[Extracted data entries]
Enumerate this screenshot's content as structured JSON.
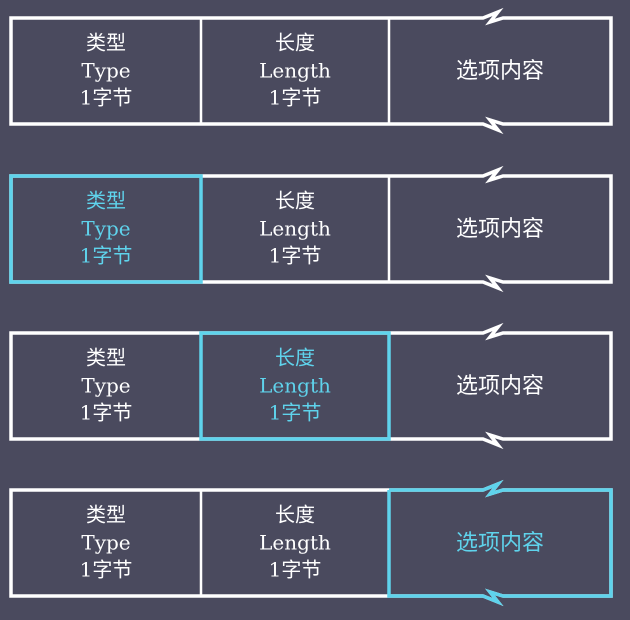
{
  "colors": {
    "background": "#4a4a5e",
    "stroke": "#ffffff",
    "highlight": "#5fd3ec",
    "text": "#ffffff"
  },
  "fields": {
    "type": [
      "类型",
      "Type",
      "1字节"
    ],
    "length": [
      "长度",
      "Length",
      "1字节"
    ],
    "content": "选项内容"
  },
  "rows": [
    {
      "highlight": "none"
    },
    {
      "highlight": "type"
    },
    {
      "highlight": "length"
    },
    {
      "highlight": "content"
    }
  ]
}
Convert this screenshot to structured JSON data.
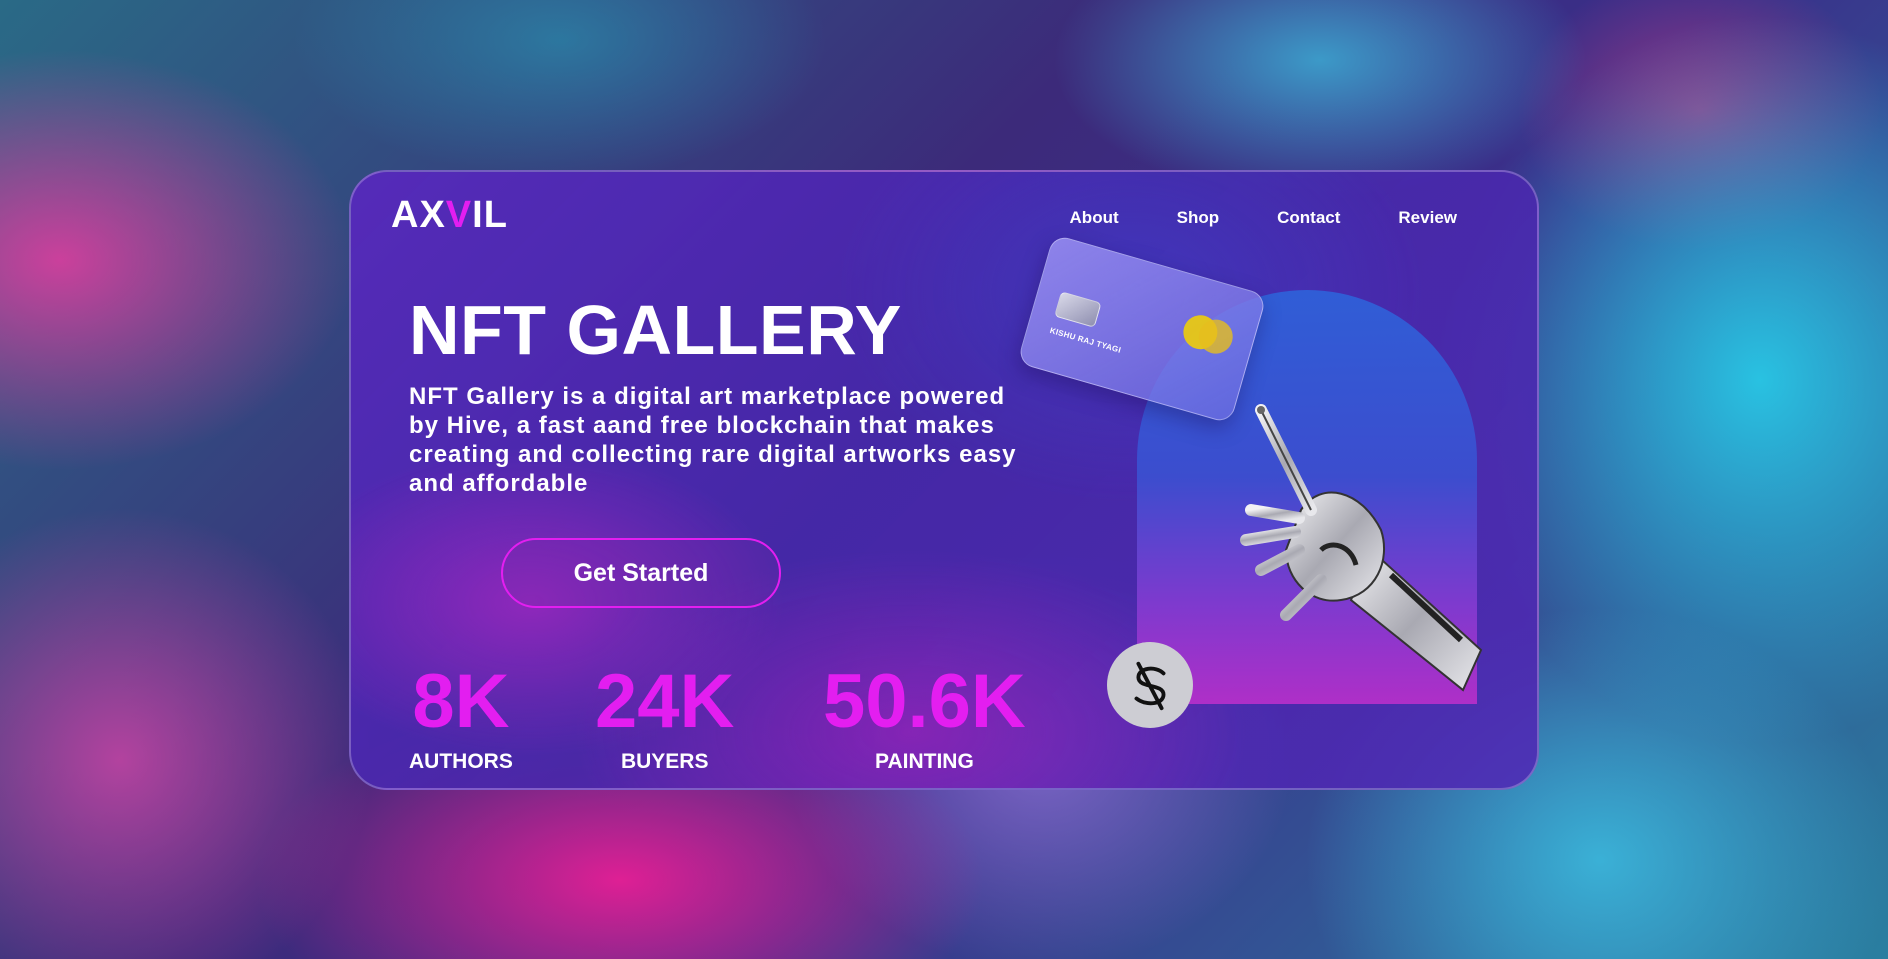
{
  "brand": {
    "logo_prefix": "AX",
    "logo_accent": "V",
    "logo_suffix": "IL",
    "accent_color": "#e31ef0"
  },
  "nav": {
    "items": [
      "About",
      "Shop",
      "Contact",
      "Review"
    ]
  },
  "hero": {
    "title": "NFT GALLERY",
    "description": "NFT Gallery is a digital art marketplace powered by Hive, a fast aand free blockchain that makes creating and collecting rare digital artworks easy and affordable",
    "cta_label": "Get Started"
  },
  "stats": [
    {
      "value": "8K",
      "label": "AUTHORS"
    },
    {
      "value": "24K",
      "label": "BUYERS"
    },
    {
      "value": "50.6K",
      "label": "PAINTING"
    }
  ],
  "card": {
    "holder_name": "KISHU RAJ TYAGI"
  },
  "icons": {
    "badge": "dollar-icon",
    "illustration": "robot-hand-icon",
    "card": "credit-card-icon"
  }
}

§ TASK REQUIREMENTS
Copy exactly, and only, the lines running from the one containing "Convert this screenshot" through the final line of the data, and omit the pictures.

§ OUTPUT FOR THIS TASK
Convert this screenshot to structured JSON data.
{
  "brand": {
    "logo_prefix": "AX",
    "logo_accent": "V",
    "logo_suffix": "IL",
    "accent_color": "#e31ef0"
  },
  "nav": {
    "items": [
      "About",
      "Shop",
      "Contact",
      "Review"
    ]
  },
  "hero": {
    "title": "NFT GALLERY",
    "description": "NFT Gallery is a digital art marketplace powered by Hive, a fast aand free blockchain that makes creating and collecting rare digital artworks easy and affordable",
    "cta_label": "Get Started"
  },
  "stats": [
    {
      "value": "8K",
      "label": "AUTHORS"
    },
    {
      "value": "24K",
      "label": "BUYERS"
    },
    {
      "value": "50.6K",
      "label": "PAINTING"
    }
  ],
  "card": {
    "holder_name": "KISHU RAJ TYAGI"
  },
  "icons": {
    "badge": "dollar-icon",
    "illustration": "robot-hand-icon",
    "card": "credit-card-icon"
  }
}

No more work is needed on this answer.